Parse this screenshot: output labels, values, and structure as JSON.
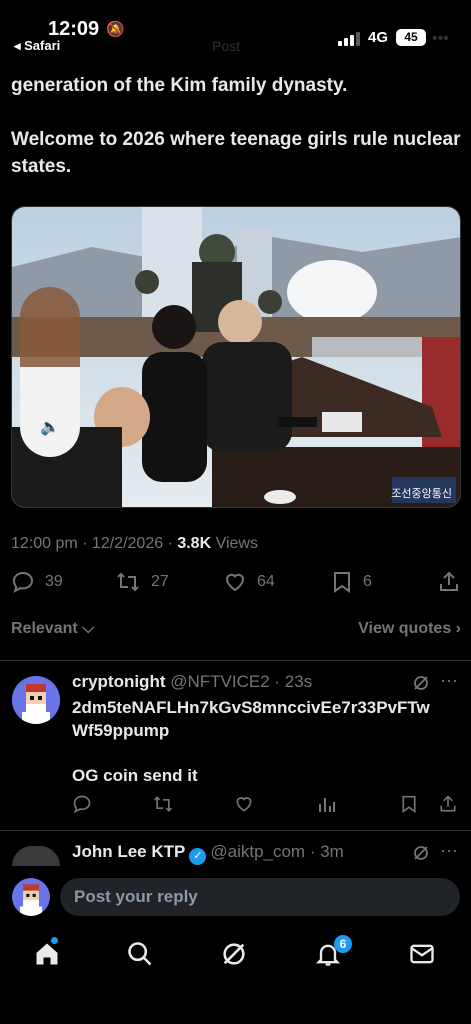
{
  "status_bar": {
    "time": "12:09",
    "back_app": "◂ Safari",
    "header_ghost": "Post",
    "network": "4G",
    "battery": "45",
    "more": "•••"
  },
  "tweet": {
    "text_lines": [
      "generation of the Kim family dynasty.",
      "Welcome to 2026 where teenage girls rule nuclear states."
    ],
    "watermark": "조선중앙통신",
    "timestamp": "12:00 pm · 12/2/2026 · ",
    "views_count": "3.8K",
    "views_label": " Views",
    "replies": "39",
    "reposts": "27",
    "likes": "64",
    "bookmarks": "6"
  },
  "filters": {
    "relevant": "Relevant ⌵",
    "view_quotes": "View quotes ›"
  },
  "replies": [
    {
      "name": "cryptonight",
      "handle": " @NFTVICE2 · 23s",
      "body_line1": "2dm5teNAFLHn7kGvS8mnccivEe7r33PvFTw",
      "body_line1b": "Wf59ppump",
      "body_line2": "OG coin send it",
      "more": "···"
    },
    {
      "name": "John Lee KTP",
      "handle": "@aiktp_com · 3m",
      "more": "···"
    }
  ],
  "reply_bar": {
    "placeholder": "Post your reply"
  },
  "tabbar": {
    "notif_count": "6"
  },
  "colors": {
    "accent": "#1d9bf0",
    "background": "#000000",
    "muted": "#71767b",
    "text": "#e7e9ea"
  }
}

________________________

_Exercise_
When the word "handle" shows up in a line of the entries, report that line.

_Solution to this task_
      "handle": " @NFTVICE2 · 23s",
      "handle": "@aiktp_com · 3m",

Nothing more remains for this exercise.